  • Hire slow, fire fast. We all agreed that the vast majority of our personnel disasters over the years resulted from hiring too quickly and bringing in someone that we knew was a risk, rather than patiently waiting for exactly the right candidate. Other big mistakes included keeping folks around that aren't cutting it, are disruptive, or in a role that they are not suited for.

  • Hire excellent, fire good. I know that this sounds draconian, but in the hyper-competitive markets that most of us are competing in these days, being good is not good enough. You need to be excellent to survive and thrive, and you need excellent people to do that.

  • Find your hiring "template." Enterprise Rent-A-Car is famous for its early strategy of hiring recent college graduates who were presidents of fraternities or sororities to help establish its remote rental locations. They want self-starters and great organizers, comfortable working to establish themselves and the company in communities where they launch. It makes sense. Since much of my career has been focused on relatively complex advertising technologies understandable and accessible to media companies, brand advertisers, and agencies, I have always liked to hire as many tech-savvy liberal arts graduates as possible.

  • Hire less than you need. We all agreed that it was generally better to be a bit understaffed than overstaffed. Not only does it keep folks busy, but it also gives them room to stand out and grow. When you have too many people and too little work, that's when the grumbling starts and the work satisfaction goes down.

    These were some of our thoughts on recruiting, retaining and motivating talent in our organizations. What do you think of them? Any lessons of your own to add?

    Dave Morgan, founder of TACODA and Real Media, is Chairman of -- and a partner in -- The Tennis Company, which owns, and TENNIS and SMASH Magazines.

    Online Spin for Thursday, October 23, 2008:

  • You are receiving this newsletter at as part of your free membership with MediaPost. If this issue was forwarded to you and you would like to begin receiving a copy of your own, please visit our site - - and click on [subscribe] in the e-newsletter box.
    For advertising opportunities see our online media kit.

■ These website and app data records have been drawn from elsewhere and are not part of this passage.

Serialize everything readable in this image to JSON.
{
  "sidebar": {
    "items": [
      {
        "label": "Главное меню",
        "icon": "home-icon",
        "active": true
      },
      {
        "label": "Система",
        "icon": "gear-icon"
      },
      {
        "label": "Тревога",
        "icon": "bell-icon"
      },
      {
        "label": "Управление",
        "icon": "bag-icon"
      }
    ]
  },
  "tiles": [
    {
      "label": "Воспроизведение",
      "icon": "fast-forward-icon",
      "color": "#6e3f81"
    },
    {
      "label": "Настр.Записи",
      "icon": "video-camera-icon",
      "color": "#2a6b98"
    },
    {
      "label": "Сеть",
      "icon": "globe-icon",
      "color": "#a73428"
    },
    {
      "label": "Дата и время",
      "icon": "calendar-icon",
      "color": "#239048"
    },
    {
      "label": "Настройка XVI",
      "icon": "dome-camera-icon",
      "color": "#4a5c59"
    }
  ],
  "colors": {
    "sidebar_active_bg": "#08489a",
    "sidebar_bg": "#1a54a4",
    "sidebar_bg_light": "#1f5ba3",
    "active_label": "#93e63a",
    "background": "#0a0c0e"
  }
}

    If you'd rather not receive this newsletter in the future click here.
    email powered by eROIWe welcome and appreciate forwarding of our newsletters in their entirety or in part with proper attribution.
    (c) 2008 MediaPost Communications, 1140 Broadway, 4th Floor, New York, NY 10001

    No comments:

    Blog Archive